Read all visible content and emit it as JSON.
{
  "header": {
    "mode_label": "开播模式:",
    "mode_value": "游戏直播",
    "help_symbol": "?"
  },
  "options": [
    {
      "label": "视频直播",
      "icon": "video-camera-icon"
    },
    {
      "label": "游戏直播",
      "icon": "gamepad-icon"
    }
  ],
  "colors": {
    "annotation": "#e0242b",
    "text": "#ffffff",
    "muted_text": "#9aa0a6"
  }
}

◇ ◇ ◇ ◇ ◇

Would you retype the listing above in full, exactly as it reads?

ANSWER BOX –
Read all visible content and emit it as JSON.
{
  "header": {
    "mode_label": "开播模式:",
    "mode_value": "游戏直播",
    "help_symbol": "?"
  },
  "options": [
    {
      "label": "视频直播",
      "icon": "video-camera-icon"
    },
    {
      "label": "游戏直播",
      "icon": "gamepad-icon"
    }
  ],
  "colors": {
    "annotation": "#e0242b",
    "text": "#ffffff",
    "muted_text": "#9aa0a6"
  }
}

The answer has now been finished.